Aims: The clinical implication of the inferior vena cava collapsibility index (IVCCI) has not been well evaluated in patients with various cardiovascular diseases. Method and results: The relationships between clinical characteristics and echocardiographic indicators of the systemic intravascular volume status [IVCCI; the ratio of the early transmitral and early myocardial diastolic velocities (E/Em)] were evaluated at baseline, and the clinical status during follow-up was compared across the IVCCI levels. Among 1166 patients (mean age=63.8±13.4 years), 934, 171, and 61 had high (≥50%), intermediate (25%–50%), and low (<25%) IVCCIs, respectively.
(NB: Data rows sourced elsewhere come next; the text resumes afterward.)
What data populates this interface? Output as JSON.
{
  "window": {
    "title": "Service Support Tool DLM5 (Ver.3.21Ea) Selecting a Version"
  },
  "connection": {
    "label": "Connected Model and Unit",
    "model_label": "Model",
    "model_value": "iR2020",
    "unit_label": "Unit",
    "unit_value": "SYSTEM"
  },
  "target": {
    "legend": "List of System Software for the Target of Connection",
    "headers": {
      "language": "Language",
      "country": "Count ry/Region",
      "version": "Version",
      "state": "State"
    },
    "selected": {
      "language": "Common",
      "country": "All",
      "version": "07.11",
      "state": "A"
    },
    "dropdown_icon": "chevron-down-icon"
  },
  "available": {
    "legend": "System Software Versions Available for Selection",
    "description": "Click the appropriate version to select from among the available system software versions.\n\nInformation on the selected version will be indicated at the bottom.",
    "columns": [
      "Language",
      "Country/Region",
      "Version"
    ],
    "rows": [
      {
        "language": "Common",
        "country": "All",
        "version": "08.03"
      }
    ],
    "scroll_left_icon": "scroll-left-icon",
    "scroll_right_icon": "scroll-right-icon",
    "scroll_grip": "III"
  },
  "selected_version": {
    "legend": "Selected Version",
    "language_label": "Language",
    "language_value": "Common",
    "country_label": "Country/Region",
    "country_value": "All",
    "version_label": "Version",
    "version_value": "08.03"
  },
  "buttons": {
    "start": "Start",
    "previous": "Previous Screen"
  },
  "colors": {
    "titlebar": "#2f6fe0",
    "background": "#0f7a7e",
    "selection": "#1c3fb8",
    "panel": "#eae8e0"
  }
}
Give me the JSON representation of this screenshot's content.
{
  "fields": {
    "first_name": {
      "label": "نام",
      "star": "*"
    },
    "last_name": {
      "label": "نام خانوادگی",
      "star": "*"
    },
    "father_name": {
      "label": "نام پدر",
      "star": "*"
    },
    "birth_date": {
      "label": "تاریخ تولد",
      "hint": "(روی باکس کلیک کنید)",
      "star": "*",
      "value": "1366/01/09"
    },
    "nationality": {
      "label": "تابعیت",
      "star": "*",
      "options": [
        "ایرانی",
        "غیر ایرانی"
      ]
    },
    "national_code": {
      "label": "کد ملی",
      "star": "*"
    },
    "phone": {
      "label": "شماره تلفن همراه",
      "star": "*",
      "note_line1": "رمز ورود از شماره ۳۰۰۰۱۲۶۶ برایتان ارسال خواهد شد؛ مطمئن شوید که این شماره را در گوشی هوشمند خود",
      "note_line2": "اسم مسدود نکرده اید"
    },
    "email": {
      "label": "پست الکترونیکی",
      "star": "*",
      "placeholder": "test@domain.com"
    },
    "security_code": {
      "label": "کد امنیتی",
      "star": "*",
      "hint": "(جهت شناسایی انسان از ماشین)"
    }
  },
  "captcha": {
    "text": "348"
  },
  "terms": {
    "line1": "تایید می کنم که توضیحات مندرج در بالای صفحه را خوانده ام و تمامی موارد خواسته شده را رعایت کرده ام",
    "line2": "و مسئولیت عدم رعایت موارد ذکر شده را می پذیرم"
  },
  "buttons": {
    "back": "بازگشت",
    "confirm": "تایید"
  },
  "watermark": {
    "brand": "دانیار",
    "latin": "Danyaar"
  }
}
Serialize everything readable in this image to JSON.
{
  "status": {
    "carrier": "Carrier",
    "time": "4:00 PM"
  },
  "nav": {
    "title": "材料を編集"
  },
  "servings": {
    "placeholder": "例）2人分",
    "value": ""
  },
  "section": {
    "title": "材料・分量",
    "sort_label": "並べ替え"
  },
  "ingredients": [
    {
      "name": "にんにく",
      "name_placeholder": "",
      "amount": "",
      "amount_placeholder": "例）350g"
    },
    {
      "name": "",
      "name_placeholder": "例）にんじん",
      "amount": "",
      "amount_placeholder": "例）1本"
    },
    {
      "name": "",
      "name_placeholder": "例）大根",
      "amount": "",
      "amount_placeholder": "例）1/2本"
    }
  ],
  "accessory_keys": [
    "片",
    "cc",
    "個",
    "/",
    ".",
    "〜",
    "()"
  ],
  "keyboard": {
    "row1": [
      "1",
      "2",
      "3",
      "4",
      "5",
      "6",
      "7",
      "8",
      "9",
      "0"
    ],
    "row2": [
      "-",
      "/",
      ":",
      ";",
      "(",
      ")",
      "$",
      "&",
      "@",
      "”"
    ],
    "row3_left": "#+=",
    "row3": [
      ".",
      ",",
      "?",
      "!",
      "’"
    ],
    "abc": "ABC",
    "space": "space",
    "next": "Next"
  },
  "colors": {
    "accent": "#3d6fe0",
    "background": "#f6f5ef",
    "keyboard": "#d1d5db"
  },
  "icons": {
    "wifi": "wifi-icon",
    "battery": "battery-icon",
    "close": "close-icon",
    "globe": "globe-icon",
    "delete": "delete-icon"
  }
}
Age-, sex-, and body mass index-adjusted serum creatinine (sCr) levels were highest in patients with low IVCCI (P=.002) and E/Em >15 (P<.001). During follow-up (1108±463 days), 67 patients died, and 38 of these deaths were cardiovascular related. Age, body mass index, heart failure (HF), sCr levels, and a low IVCCI (vs high IVCCI: hazard ratio [HR]=3.193, 95% confidence interval [CI]=1.297–7.857, P=.012) were associated with all-cause mortality in multivariable analysis. HF, diuretic use, and a low IVCCI (vs high IVCCI: HR=4.428, 95% CI=1.406–13.104, P=.007) were significantly associated with cardiovascular mortality. Conclusion: A low IVCCI was significantly associated with reduced renal function and was an independent risk factor for adverse outcomes, regardless of underlying cardiovascular disease and renal function.
- cardiovascular death
- heart failure
- inferior vena cava
- renal function
ASJC Scopus subject areas
- Radiology Nuclear Medicine and imaging
- Cardiology and Cardiovascular Medicine